We spent a lot of time brainstorming on how to provide the most value possible last week.
The goal is simple. Developers spend a lot of time designing a database schema, a vital component for most software projects. We aim to make that process easier.
Hence, DbSchemaLibrary was born. A huge library of database schema that developers can use to find a schema they can reference.
The original plan was to collect a lot of schemas into a single place. As hinted in our marketing material (see below), we wrote that there will be more than 200 database schema.
Why? Well, the more there is, the more developers can reference from… right?
And so we started compiling database schemas from many different sources.
What is valuable?
When we started, there are 3 looming questions we had to answer. Answering those questions led us to learn about how developers might use DbSchemaLibrary. Now we believe that we should focus on quality instead of quantity.
These were the 3 questions:
Q1. How should we store the data?
We had 3 storage requirements that had to be fulfilled for the schemas we’ve aggregated.
- It needs to be stored in a common format.We don’t want to be maintaining different data for each database. Who knows what will happen in the future.

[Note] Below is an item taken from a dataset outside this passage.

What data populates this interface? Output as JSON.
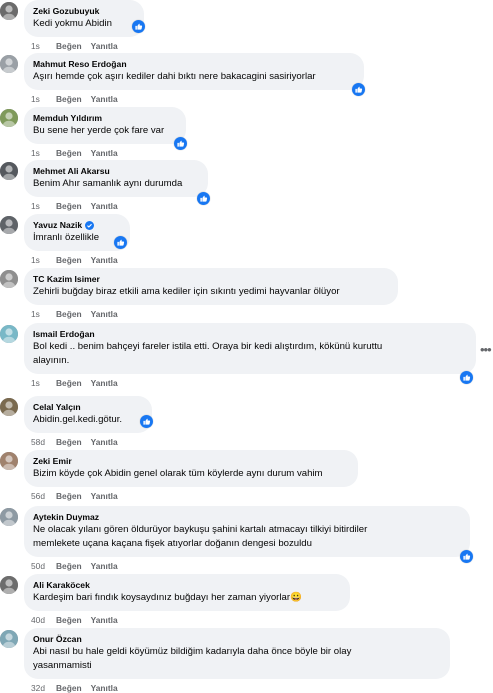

- We need to be able to generate as many things possible from our stored dataIf a schema is generic enough, we want to be able to show that schema in as many database dialects as possible. PostgreSQL, MySQL, etc.
- We need to preserve the restriction if presentAt the same time, many schemas will only run on a single database. For example, PostgreSQL has a lot of extensions that wouldn’t work with other databases.
As we were designing the schema to store this data, we thought: I wish we could use our product for this!
This was a great opportunity, as now we’re thinking about what we would do ourselves.
Q2. How should the schema be searched and categorized?
Our use case is straightforward. At its core, we store a list of database schemas. Are there examples out there of something similar?
- A database schema library – If there was, we wouldn’t be building this!Assuming there’s something similar, we would be looking at what kind of tables we would expect to include. For example: If we’re building an e-commerce website, we’ll want to see an existing e-commerce system and see what kind of table they have.
- Something that stores a list of thingsWe could also find based on the functionality. Is there a database of something out there? Maybe a list of books, cars or anything indexed. We call this a catalog.
The schema will be categorized based on those 2 findings. You will be able to **search for similar systems like E-commerce, CRM, Dashboards, Blogs and Analytics. You will also be able to search based on what we call modules.** More on this later.
Q3. How should the schema be presented?
Once we find the schema, what information is important? For us, there are 2 things we’d like to know depending on the circumstances.
- What tables are there, and what are their relationships?
- What specific columns do they use? Should we include those in our design?
What’s important is understanding how things work. It’s not that important for us to copy their exact schema. That’ll be convenient, sure. But it’s not exactly a big deal to write migrations for a few tables if we know what they entail.
The best way we know to show this data is through an Entity Relationship Diagram (ERD). We’re experimenting with this so let us know if you have a suggestion!
Focus on Quality
Alongside those learning, we also wondered, should we include low quality schemas? Maybe the project has been abandoned. Maybe it hasn’t been used in production. Or maybe it’s a small schema with only 1 or 2 tables. Should we still add them for completeness’ sake?
If we wanted quantity and boast the number, the answer to all that is yes. But quantity itself is not always good.
- It could be hard to weed through low-quality schemas
- There can be many duplicates that do not add value, wasting time.
As an example, the databaseanswers.org website provides around 1400 different database schemas (now offline). The problem is that most of them aren’t real applications. Who knows what flaws are present in the schema? They are also often oversimplified. But the biggest problem by far is the difficulty in navigation.
So what’s valuable? Providing high-quality schemas that are easy to search and trivial to understand.
We’ll probably still have more than 200 schemas though!
It is clear that we need to focus on search and categorization. Tags and System search will be useful. But what we want to focus on most is Modules.
Modules are small parts of an application that are reusable across different systems. For example, many applications store user data and authentication. So we have a module for that.
Another system may want to track user behavior. For that, we’ll have the analytics module. What about payment? Job queue? We’ll have a module for each of them.
The goal is to identify all common modules that a system may ever have. So when you’re building a new system, you can pick several modules which make up the whole schema.
Say we’re building a new SaaS project. What database tables do we need? It may use a few modules:
- User authentication
- Catalog (for whatever the SaaS is about)
- API Access
- Subscription Payment
- And a few more…
This way, you’ll always be able to find a good reference for whatever software you are currently building. At the same time, we will also have a domain or system-specific search. The problem with that approach is that you won’t be able to find anything for novel systems/fields.
List of modules
Below is an exhaustive list of modules we intend to provide. See something that is missing? Let us know.
We’re compiling dozens of schemas to fill all the modules above! We’ll need to do quality check and remove unneeded ones. They’ll also need to be tagged and categorized.
We’ll release the early access in the coming week or two. Register now to get notified!